“Understand what a criminal is looking for, why they're going to attack you. Is it because of status, cash, ideology? Understand who the attackers are, why they're attacking you, what they're looking for, information access, data cache. And then you'll understand the persistence of the attack. You'll understand what you need to do to design security to deter that type of attack.” - Brett Johnson, Shadow Crew, the first organized cybercrime community. “Scale To Zero” Episode 2.
Several members of TM Connect and I have had this long-running conversation (really, disagreement): Must we understand attackers or not?
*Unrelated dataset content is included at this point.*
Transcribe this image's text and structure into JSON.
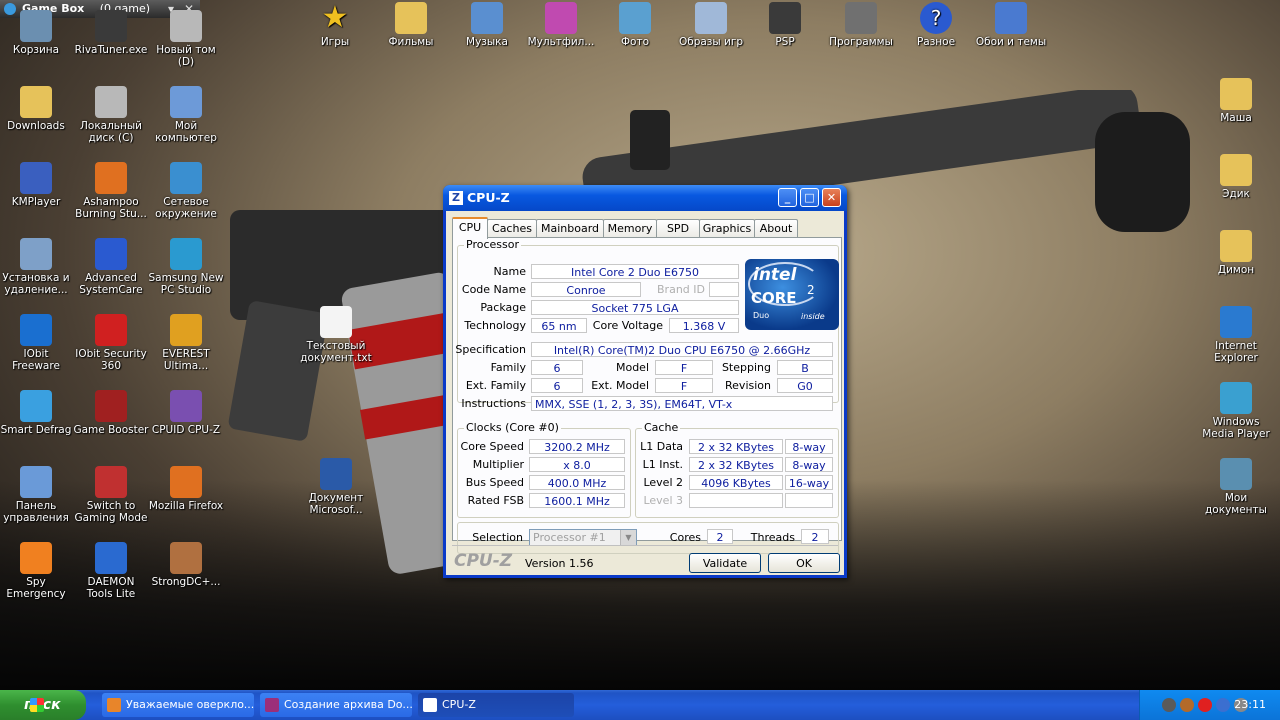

Mr. Johnson, former and foundational attacker clearly validates my position that attacker knowledge is essential to understanding the following:
- Attack surfaces
- Lateral movements (steps of the attack towards attacker’s objectives)
- What will be compromised and how (not every successful attack ends in a data breach. consider bot nets)
- Rating impacts properly
Take for example a diversity training platform that does not require financial information. There’s some sensitive personal information (PII), sure. Names of customers. Company trade secrets. All obvious.
But when we think about potential attackers for this, very specific case, should we also consider those who fight to create monocultures? Facist activists who despise all talk, certainly any training that might involve exploring minority disadvantage, systemic racism? One of these activists’ explicit goal is to create their supposedly “pure” region and government? Are they going to allow an alternate viewpoint to exist, much less teach and advocate?
I would argue, “absolutely”: one must know one’s potential attackers. The attackers I just described may have little interest in any of the obvious targets (impacts). DDOS will not be enough, I suspect.
Know your attackers!
I perhaps I dare to open one of TM’s nastier can of worms? Let’s go for it!